Despite all the challenges Johnson has faced, when Parker saw his “big brother” finally sign with the Lakers, it was easy to know why.
“You could say it’s all about faith, but Stanley has always been the one to know what the answer is,” Parker said. “You could really dissect the game … but it doesn’t matter. He just knows his role and he plays it very well.”
Mater Dei head coach Gary McKnight and Johnson still keep in touch frequently. McKnight, who has coached hundreds of players since his first season with the Monarchs in 1982, was not shy about Johnson’s abilities.
“He’s probably the best player I’ve ever had, and we’ve had nine kids go to the NBA,” McKnight said. “He won four state championships in four years.”
The Lakers contract made McKnight proud, but he said Johnson’s tenure with the Lakers is different from any other NBA stop in his career.
“It’s nice because he’s surrounded by friends … he’s got people to lean on,” McKnight said. “I think he’s in a comfort zone right now, and I think that’s a huge thing for him.”
Regardless of whether he stays with the Lakers past this contract, this period will prove to be a huge stepping stone for Johnson’s career, McKnight said.
Pasternack, now the head basketball coach at the University of California, Santa Barbara, knows what has helped Johnson persevere in his NBA dream.

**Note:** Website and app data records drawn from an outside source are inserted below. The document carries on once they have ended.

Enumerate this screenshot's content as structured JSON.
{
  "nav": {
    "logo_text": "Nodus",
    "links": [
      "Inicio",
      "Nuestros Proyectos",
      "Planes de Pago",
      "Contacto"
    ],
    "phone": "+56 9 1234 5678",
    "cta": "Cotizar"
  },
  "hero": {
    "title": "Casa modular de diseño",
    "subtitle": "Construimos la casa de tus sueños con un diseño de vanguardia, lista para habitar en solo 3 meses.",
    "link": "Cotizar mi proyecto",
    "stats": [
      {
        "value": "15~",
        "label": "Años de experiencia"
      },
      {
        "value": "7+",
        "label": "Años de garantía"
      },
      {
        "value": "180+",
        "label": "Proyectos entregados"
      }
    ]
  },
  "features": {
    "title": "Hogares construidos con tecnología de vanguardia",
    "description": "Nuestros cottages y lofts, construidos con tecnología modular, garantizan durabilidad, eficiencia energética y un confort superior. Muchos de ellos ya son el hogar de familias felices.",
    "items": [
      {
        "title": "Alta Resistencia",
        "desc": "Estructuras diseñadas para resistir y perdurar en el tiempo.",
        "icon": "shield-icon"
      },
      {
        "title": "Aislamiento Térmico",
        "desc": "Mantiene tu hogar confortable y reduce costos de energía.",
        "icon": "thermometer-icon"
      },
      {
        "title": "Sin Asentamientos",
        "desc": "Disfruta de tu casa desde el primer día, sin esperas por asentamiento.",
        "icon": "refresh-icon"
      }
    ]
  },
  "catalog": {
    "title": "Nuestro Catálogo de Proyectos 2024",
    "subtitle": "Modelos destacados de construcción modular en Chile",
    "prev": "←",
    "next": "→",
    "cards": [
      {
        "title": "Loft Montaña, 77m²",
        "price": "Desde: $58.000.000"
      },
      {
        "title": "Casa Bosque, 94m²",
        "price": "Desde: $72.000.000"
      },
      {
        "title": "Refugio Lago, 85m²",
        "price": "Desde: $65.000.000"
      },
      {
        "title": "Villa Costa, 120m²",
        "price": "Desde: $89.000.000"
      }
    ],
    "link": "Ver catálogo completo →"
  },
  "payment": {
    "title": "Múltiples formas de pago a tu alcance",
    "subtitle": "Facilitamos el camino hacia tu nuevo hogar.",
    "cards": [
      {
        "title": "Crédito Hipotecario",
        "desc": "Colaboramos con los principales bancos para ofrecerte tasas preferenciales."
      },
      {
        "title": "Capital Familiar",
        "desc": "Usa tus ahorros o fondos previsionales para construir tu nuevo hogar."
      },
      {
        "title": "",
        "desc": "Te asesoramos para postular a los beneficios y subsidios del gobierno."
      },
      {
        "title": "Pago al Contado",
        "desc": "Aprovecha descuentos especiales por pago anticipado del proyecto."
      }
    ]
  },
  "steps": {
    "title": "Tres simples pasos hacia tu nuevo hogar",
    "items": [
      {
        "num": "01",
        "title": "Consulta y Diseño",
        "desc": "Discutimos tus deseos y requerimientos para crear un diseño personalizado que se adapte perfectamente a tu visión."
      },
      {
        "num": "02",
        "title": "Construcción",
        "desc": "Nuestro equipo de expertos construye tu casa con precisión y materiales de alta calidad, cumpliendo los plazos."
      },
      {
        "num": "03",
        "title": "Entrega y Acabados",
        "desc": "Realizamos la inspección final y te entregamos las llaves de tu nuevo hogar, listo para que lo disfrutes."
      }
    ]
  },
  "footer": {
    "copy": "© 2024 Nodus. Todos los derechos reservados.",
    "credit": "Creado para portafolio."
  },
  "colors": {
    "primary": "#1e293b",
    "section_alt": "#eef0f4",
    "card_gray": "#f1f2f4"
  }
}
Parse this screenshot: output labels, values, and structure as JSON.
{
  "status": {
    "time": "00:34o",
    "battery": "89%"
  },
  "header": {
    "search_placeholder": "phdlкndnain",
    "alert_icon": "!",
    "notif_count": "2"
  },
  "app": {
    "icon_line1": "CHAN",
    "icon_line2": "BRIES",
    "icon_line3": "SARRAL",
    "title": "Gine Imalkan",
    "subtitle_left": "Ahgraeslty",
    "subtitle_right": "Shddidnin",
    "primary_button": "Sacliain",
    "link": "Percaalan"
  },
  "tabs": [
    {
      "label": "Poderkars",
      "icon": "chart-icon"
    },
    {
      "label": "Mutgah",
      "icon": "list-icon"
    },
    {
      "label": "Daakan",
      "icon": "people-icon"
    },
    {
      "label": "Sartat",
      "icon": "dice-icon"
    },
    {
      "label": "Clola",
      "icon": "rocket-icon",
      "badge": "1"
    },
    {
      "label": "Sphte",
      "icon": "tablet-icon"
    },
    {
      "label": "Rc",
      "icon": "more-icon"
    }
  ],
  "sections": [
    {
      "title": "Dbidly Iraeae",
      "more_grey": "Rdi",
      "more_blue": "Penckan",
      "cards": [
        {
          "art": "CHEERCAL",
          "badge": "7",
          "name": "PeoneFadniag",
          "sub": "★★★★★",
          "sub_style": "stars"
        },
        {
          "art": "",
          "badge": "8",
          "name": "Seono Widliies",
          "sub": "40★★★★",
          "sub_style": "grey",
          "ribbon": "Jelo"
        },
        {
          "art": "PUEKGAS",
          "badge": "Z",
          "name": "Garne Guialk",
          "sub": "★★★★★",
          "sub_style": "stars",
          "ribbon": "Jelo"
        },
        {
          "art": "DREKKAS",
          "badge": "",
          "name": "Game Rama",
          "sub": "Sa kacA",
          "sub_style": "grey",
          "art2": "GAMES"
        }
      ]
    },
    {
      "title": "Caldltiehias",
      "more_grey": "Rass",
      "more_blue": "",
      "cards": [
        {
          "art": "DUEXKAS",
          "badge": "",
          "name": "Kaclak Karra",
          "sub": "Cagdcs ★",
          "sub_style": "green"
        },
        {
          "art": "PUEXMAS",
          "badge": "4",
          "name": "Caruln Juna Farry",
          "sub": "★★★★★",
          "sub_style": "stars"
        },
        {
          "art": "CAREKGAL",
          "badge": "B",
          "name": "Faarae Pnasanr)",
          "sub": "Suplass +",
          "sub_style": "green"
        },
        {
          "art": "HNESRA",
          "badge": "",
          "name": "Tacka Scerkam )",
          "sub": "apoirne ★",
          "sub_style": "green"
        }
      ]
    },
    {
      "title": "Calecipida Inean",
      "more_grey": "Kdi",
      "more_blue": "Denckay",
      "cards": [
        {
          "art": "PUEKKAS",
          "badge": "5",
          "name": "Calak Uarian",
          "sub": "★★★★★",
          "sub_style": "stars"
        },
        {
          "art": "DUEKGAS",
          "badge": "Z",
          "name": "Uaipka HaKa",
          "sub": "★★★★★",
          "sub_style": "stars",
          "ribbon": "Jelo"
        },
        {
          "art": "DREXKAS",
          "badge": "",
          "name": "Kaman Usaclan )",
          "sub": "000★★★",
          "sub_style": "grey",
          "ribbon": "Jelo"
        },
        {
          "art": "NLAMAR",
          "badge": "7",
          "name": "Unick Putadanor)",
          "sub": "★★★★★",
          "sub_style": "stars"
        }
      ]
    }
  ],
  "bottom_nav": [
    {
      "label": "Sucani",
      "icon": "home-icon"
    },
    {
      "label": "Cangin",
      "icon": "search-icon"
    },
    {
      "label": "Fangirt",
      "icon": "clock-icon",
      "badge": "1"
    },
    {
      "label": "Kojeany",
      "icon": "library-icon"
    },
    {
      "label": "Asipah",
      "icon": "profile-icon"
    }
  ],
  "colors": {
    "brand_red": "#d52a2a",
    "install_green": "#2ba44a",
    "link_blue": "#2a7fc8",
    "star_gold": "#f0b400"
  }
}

“What makes him different than everybody else, is he has supreme confidence in his ability, he has extreme coachability,” he said. “With those two characteristics, along with the love of the game, that’s made him successful.”